[DATASET ENTRIES]

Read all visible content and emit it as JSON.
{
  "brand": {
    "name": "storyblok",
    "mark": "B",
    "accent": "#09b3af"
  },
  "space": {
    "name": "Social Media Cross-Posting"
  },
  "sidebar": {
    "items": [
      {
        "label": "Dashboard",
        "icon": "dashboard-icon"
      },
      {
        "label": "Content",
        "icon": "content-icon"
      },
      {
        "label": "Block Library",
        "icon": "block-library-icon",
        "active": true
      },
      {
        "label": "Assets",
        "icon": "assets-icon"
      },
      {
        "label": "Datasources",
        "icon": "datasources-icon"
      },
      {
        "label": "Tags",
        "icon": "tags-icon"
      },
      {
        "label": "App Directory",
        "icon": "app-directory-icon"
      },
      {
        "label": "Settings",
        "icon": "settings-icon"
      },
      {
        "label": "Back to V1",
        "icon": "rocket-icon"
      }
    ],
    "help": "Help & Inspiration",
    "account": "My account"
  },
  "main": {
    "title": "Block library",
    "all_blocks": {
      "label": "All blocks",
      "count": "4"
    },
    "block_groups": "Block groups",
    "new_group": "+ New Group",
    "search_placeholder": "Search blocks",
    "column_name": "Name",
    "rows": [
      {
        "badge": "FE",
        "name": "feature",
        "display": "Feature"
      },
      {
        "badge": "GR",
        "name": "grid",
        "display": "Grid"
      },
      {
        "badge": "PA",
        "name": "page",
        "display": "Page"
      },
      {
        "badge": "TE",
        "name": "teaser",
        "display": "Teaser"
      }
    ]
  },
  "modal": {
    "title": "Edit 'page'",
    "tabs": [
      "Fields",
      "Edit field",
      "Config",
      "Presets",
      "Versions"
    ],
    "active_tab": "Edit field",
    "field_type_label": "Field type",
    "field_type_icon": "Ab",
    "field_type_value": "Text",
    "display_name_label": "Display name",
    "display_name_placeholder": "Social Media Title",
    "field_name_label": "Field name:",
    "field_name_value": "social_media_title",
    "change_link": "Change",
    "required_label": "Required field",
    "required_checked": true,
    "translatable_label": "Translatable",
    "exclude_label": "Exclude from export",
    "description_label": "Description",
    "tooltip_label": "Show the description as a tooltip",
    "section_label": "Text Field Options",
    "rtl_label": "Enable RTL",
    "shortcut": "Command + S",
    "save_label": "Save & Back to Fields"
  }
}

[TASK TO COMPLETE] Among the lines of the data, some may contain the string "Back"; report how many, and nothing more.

[SOLUTION FOR THIS EXERCISE] 2